- [Task requirements]
Go through the data and copy every line in which "share" appears.

------------------------

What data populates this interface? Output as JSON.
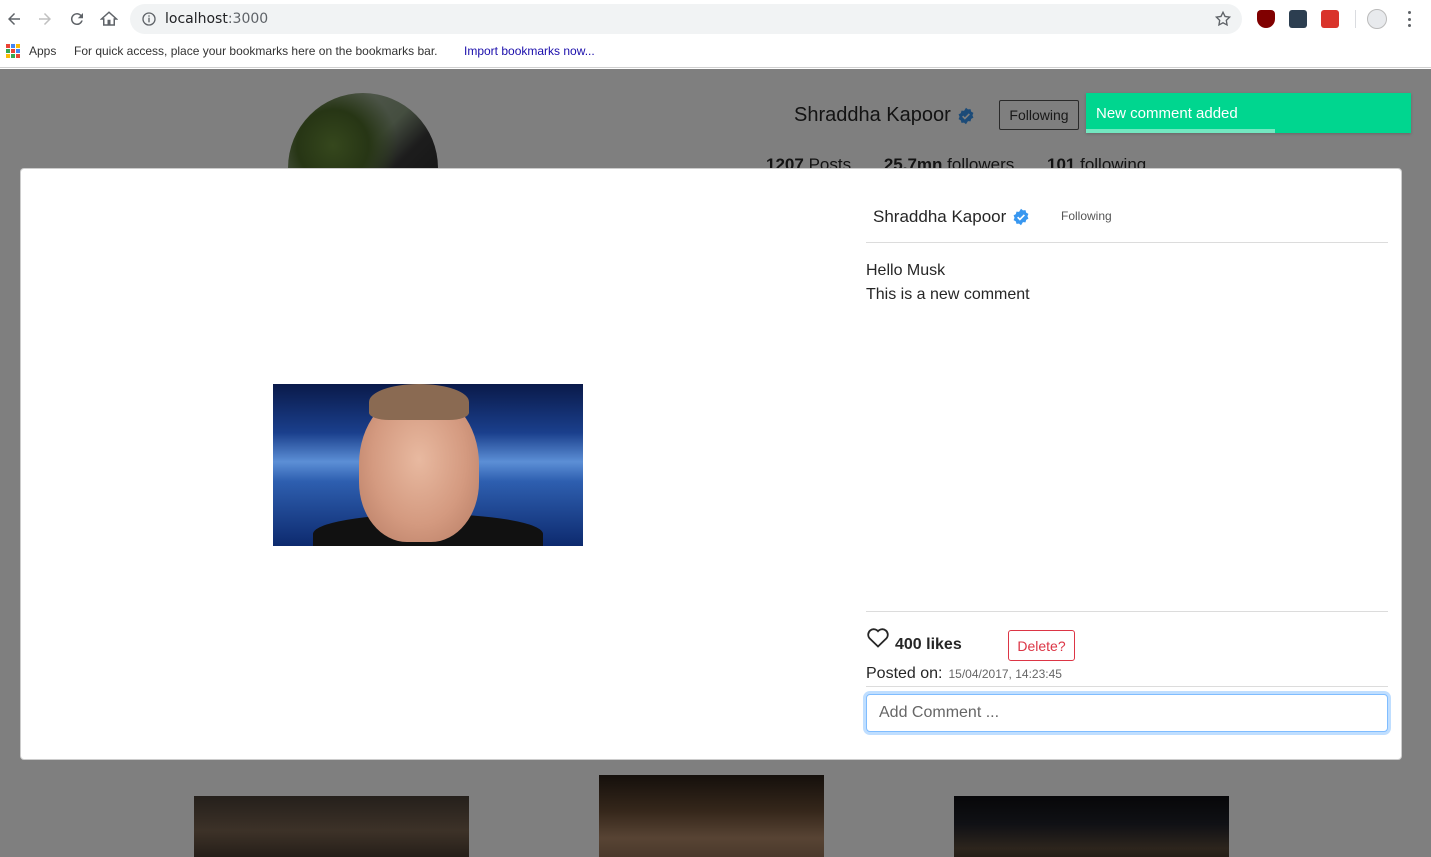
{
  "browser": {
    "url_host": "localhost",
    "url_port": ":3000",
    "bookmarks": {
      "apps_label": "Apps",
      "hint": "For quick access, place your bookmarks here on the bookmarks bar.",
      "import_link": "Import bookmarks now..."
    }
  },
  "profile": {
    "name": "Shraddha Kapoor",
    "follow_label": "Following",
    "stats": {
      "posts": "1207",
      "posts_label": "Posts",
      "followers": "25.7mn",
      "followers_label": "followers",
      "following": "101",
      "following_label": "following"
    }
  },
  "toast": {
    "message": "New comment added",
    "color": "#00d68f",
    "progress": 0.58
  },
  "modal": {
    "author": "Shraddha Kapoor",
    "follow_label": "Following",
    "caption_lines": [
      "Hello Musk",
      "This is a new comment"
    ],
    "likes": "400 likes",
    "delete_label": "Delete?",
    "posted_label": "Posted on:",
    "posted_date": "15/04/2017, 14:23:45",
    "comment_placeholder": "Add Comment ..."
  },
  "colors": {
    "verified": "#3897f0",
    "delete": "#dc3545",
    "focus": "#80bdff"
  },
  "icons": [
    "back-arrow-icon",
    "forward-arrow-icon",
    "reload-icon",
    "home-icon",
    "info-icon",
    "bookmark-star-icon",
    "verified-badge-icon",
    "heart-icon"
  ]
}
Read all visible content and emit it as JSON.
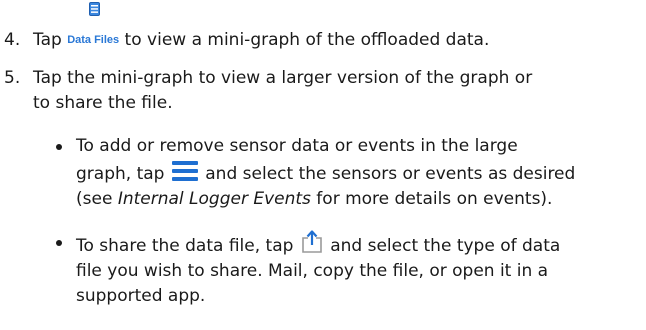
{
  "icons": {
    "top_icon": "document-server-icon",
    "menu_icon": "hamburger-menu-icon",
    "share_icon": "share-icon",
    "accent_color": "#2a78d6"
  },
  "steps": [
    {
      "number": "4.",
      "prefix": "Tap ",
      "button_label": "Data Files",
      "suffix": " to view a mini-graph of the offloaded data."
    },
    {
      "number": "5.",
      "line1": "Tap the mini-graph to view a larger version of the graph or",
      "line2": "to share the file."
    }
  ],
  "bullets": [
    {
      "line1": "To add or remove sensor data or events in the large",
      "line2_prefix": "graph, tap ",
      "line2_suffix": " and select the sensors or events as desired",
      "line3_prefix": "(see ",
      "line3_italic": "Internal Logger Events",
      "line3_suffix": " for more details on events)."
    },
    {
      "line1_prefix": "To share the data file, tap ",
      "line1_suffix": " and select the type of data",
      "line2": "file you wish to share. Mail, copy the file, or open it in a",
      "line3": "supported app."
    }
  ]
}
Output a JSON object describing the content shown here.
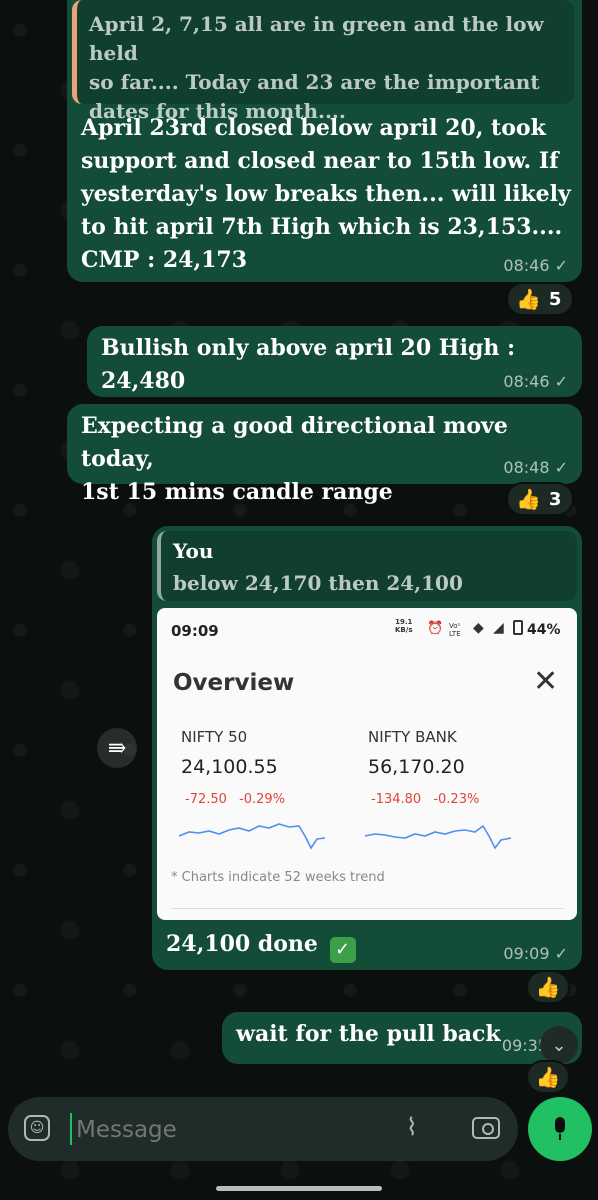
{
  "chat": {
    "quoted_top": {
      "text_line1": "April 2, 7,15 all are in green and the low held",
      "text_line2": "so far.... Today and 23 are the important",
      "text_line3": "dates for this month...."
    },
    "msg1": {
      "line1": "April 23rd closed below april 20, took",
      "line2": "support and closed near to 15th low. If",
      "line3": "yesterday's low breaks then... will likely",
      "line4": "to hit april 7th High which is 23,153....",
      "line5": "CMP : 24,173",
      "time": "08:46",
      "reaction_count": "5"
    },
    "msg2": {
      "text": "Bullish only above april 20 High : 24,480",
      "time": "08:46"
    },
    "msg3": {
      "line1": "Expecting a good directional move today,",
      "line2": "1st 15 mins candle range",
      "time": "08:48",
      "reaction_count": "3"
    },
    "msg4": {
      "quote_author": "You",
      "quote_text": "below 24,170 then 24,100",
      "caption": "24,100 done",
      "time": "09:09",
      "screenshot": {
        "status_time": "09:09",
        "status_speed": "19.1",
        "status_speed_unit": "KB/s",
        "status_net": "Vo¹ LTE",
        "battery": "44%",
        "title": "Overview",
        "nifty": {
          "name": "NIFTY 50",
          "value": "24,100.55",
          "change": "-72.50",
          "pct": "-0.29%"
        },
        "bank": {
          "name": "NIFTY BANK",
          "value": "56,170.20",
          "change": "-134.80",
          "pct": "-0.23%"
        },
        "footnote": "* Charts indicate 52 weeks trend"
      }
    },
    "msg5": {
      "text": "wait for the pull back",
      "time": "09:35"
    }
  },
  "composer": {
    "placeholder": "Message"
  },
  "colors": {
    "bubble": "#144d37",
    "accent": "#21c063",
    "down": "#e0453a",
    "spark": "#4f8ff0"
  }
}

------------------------

- [Task output]
    "share_icon": "share-icon",
      "line2": "to share the file."
      "line1_prefix": "To share the data file, tap ",
      "line2": "file you wish to share. Mail, copy the file, or open it in a",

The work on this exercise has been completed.